Start of Block

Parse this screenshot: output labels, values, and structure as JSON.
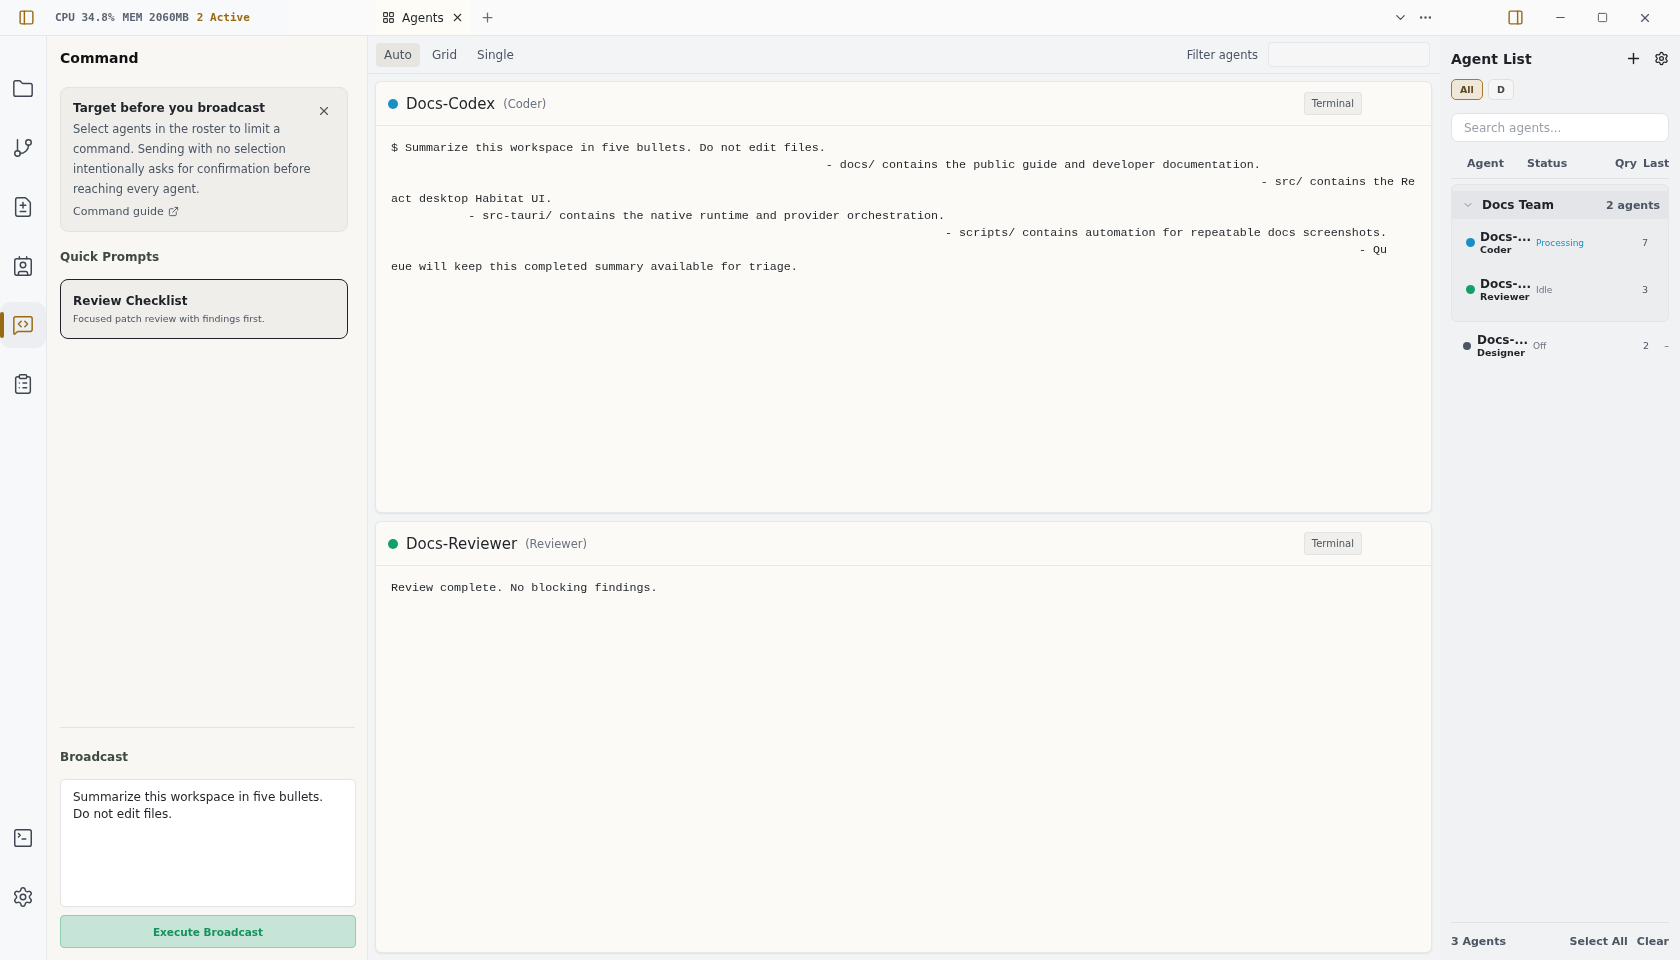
{
  "title_bar": {
    "stats": [
      {
        "text": "CPU 34.8%",
        "kind": "metric"
      },
      {
        "text": "MEM 2060MB",
        "kind": "metric"
      },
      {
        "text": "2 Active",
        "kind": "active"
      }
    ],
    "tabs": [
      {
        "label": "Agents",
        "selected": true
      }
    ],
    "right_panel_open": true
  },
  "rail": [
    {
      "selected": false
    },
    {
      "selected": false
    },
    {
      "selected": false
    },
    {
      "selected": false
    },
    {
      "selected": true
    },
    {
      "selected": false
    },
    {
      "selected": false
    },
    {
      "selected": false
    }
  ],
  "command": {
    "title": "Command",
    "notice": {
      "title": "Target before you broadcast",
      "body": "Select agents in the roster to limit a command. Sending with no selection intentionally asks for confirmation before reaching every agent.",
      "link": "Command guide"
    },
    "prompts_heading": "Quick Prompts",
    "prompts": [
      {
        "title": "Review Checklist",
        "description": "Focused patch review with findings first.",
        "selected": true
      }
    ],
    "broadcast": {
      "heading": "Broadcast",
      "value": "Summarize this workspace in five bullets. Do not edit files.",
      "button": "Execute Broadcast"
    }
  },
  "layout_tabs": [
    {
      "label": "Auto",
      "selected": true
    },
    {
      "label": "Grid",
      "selected": false
    },
    {
      "label": "Single",
      "selected": false
    }
  ],
  "filter": {
    "label": "Filter agents"
  },
  "panes": [
    {
      "name": "Docs-Codex",
      "role": "(Coder)",
      "color": "#1a8fc4",
      "button": "Terminal",
      "lines": [
        "$ Summarize this workspace in five bullets. Do not edit files.",
        "                                                              - docs/ contains the public guide and developer documentation.",
        "                                                                                                                            - src/ contains the Re",
        "act desktop Habitat UI.",
        "           - src-tauri/ contains the native runtime and provider orchestration.",
        "                                                                               - scripts/ contains automation for repeatable docs screenshots.",
        "                                                                                                                                          - Qu",
        "eue will keep this completed summary available for triage."
      ]
    },
    {
      "name": "Docs-Reviewer",
      "role": "(Reviewer)",
      "color": "#12a06a",
      "button": "Terminal",
      "lines": [
        "Review complete. No blocking findings."
      ]
    }
  ],
  "agent_list": {
    "title": "Agent List",
    "chips": [
      {
        "label": "All",
        "selected": true
      },
      {
        "label": "D",
        "selected": false
      }
    ],
    "search": {
      "placeholder": "Search agents..."
    },
    "columns": [
      "Agent",
      "Status",
      "Qry",
      "Last"
    ],
    "groups": [
      {
        "name": "Docs Team",
        "count": "2 agents",
        "expanded": true,
        "agents": [
          {
            "name": "Docs-...",
            "role": "Coder",
            "status": "Processing",
            "kind": "processing",
            "color": "#1a8fc4",
            "qry": "7"
          },
          {
            "name": "Docs-...",
            "role": "Reviewer",
            "status": "Idle",
            "kind": "idle",
            "color": "#12a06a",
            "qry": "3"
          }
        ]
      }
    ],
    "ungrouped": [
      {
        "name": "Docs-...",
        "role": "Designer",
        "status": "Off",
        "kind": "off",
        "color": "#4b5563",
        "qry": "2",
        "last": "–"
      }
    ],
    "footer": {
      "count": "3 Agents",
      "actions": [
        "Select All",
        "Clear"
      ]
    }
  }
}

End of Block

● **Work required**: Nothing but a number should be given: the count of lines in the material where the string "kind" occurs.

● **Solution**: 6